# [WORK TO BE COMPLETED]
Write the records out again in full, word for word.

# [DATASET EXTRACT]
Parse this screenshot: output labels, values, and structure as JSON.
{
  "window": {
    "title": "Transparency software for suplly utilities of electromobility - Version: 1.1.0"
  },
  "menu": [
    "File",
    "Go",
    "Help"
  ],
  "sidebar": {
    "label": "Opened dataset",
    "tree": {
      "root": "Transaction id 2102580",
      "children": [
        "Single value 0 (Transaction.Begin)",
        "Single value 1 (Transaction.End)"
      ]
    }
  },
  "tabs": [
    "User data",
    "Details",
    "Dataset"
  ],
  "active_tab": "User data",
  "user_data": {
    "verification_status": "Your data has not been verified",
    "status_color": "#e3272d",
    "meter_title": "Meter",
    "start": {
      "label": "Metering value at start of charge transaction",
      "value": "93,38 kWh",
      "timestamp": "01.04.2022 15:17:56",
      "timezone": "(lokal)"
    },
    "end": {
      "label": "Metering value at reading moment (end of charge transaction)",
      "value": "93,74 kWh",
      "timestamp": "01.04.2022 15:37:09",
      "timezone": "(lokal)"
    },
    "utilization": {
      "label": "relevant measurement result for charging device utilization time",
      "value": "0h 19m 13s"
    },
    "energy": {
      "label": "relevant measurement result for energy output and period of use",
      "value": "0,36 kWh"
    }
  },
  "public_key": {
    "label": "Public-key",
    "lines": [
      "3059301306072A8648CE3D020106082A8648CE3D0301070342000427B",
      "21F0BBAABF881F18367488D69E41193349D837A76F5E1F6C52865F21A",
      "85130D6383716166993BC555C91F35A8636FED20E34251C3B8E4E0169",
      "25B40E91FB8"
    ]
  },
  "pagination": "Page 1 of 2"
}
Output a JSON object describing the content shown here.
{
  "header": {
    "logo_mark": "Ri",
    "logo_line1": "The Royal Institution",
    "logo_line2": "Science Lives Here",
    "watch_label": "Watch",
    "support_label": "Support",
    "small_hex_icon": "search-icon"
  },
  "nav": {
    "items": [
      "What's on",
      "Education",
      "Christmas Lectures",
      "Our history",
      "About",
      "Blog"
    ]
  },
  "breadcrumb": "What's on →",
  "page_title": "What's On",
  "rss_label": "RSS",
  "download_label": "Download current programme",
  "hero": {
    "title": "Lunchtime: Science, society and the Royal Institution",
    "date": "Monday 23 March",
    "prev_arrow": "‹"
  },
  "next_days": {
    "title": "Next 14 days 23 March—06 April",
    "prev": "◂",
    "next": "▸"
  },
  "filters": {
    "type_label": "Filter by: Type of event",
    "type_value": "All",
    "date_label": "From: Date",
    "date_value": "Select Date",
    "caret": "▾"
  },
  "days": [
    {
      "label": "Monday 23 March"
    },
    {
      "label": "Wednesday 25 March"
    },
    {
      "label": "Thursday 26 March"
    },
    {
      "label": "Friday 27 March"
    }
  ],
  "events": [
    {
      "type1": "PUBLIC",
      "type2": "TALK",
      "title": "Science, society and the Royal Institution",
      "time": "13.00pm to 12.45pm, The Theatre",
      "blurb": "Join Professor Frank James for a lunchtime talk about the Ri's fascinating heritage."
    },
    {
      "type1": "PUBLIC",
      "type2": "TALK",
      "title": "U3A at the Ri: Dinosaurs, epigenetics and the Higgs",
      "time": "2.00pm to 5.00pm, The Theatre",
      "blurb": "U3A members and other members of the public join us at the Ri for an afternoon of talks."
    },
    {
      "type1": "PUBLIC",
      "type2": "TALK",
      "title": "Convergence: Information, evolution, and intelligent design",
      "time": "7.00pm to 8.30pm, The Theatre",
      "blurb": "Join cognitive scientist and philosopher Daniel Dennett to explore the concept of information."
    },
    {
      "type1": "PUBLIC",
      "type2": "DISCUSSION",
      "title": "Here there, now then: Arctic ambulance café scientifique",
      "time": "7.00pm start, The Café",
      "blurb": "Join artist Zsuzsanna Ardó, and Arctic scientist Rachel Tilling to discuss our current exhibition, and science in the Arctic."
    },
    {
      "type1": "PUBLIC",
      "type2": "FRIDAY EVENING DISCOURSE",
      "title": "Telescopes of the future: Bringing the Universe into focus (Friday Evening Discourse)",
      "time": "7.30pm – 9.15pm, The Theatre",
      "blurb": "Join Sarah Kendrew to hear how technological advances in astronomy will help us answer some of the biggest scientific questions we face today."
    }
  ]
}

# [OUTPUT BELOW]
Parse this screenshot: output labels, values, and structure as JSON.
{
  "window": {
    "title": "Transparency software for suplly utilities of electromobility - Version: 1.1.0"
  },
  "menu": [
    "File",
    "Go",
    "Help"
  ],
  "sidebar": {
    "label": "Opened dataset",
    "tree": {
      "root": "Transaction id 2102580",
      "children": [
        "Single value 0 (Transaction.Begin)",
        "Single value 1 (Transaction.End)"
      ]
    }
  },
  "tabs": [
    "User data",
    "Details",
    "Dataset"
  ],
  "active_tab": "User data",
  "user_data": {
    "verification_status": "Your data has not been verified",
    "status_color": "#e3272d",
    "meter_title": "Meter",
    "start": {
      "label": "Metering value at start of charge transaction",
      "value": "93,38 kWh",
      "timestamp": "01.04.2022 15:17:56",
      "timezone": "(lokal)"
    },
    "end": {
      "label": "Metering value at reading moment (end of charge transaction)",
      "value": "93,74 kWh",
      "timestamp": "01.04.2022 15:37:09",
      "timezone": "(lokal)"
    },
    "utilization": {
      "label": "relevant measurement result for charging device utilization time",
      "value": "0h 19m 13s"
    },
    "energy": {
      "label": "relevant measurement result for energy output and period of use",
      "value": "0,36 kWh"
    }
  },
  "public_key": {
    "label": "Public-key",
    "lines": [
      "3059301306072A8648CE3D020106082A8648CE3D0301070342000427B",
      "21F0BBAABF881F18367488D69E41193349D837A76F5E1F6C52865F21A",
      "85130D6383716166993BC555C91F35A8636FED20E34251C3B8E4E0169",
      "25B40E91FB8"
    ]
  },
  "pagination": "Page 1 of 2"
}
Output a JSON object describing the content shown here.
{
  "header": {
    "logo_mark": "Ri",
    "logo_line1": "The Royal Institution",
    "logo_line2": "Science Lives Here",
    "watch_label": "Watch",
    "support_label": "Support",
    "small_hex_icon": "search-icon"
  },
  "nav": {
    "items": [
      "What's on",
      "Education",
      "Christmas Lectures",
      "Our history",
      "About",
      "Blog"
    ]
  },
  "breadcrumb": "What's on →",
  "page_title": "What's On",
  "rss_label": "RSS",
  "download_label": "Download current programme",
  "hero": {
    "title": "Lunchtime: Science, society and the Royal Institution",
    "date": "Monday 23 March",
    "prev_arrow": "‹"
  },
  "next_days": {
    "title": "Next 14 days 23 March—06 April",
    "prev": "◂",
    "next": "▸"
  },
  "filters": {
    "type_label": "Filter by: Type of event",
    "type_value": "All",
    "date_label": "From: Date",
    "date_value": "Select Date",
    "caret": "▾"
  },
  "days": [
    {
      "label": "Monday 23 March"
    },
    {
      "label": "Wednesday 25 March"
    },
    {
      "label": "Thursday 26 March"
    },
    {
      "label": "Friday 27 March"
    }
  ],
  "events": [
    {
      "type1": "PUBLIC",
      "type2": "TALK",
      "title": "Science, society and the Royal Institution",
      "time": "13.00pm to 12.45pm, The Theatre",
      "blurb": "Join Professor Frank James for a lunchtime talk about the Ri's fascinating heritage."
    },
    {
      "type1": "PUBLIC",
      "type2": "TALK",
      "title": "U3A at the Ri: Dinosaurs, epigenetics and the Higgs",
      "time": "2.00pm to 5.00pm, The Theatre",
      "blurb": "U3A members and other members of the public join us at the Ri for an afternoon of talks."
    },
    {
      "type1": "PUBLIC",
      "type2": "TALK",
      "title": "Convergence: Information, evolution, and intelligent design",
      "time": "7.00pm to 8.30pm, The Theatre",
      "blurb": "Join cognitive scientist and philosopher Daniel Dennett to explore the concept of information."
    },
    {
      "type1": "PUBLIC",
      "type2": "DISCUSSION",
      "title": "Here there, now then: Arctic ambulance café scientifique",
      "time": "7.00pm start, The Café",
      "blurb": "Join artist Zsuzsanna Ardó, and Arctic scientist Rachel Tilling to discuss our current exhibition, and science in the Arctic."
    },
    {
      "type1": "PUBLIC",
      "type2": "FRIDAY EVENING DISCOURSE",
      "title": "Telescopes of the future: Bringing the Universe into focus (Friday Evening Discourse)",
      "time": "7.30pm – 9.15pm, The Theatre",
      "blurb": "Join Sarah Kendrew to hear how technological advances in astronomy will help us answer some of the biggest scientific questions we face today."
    }
  ]
}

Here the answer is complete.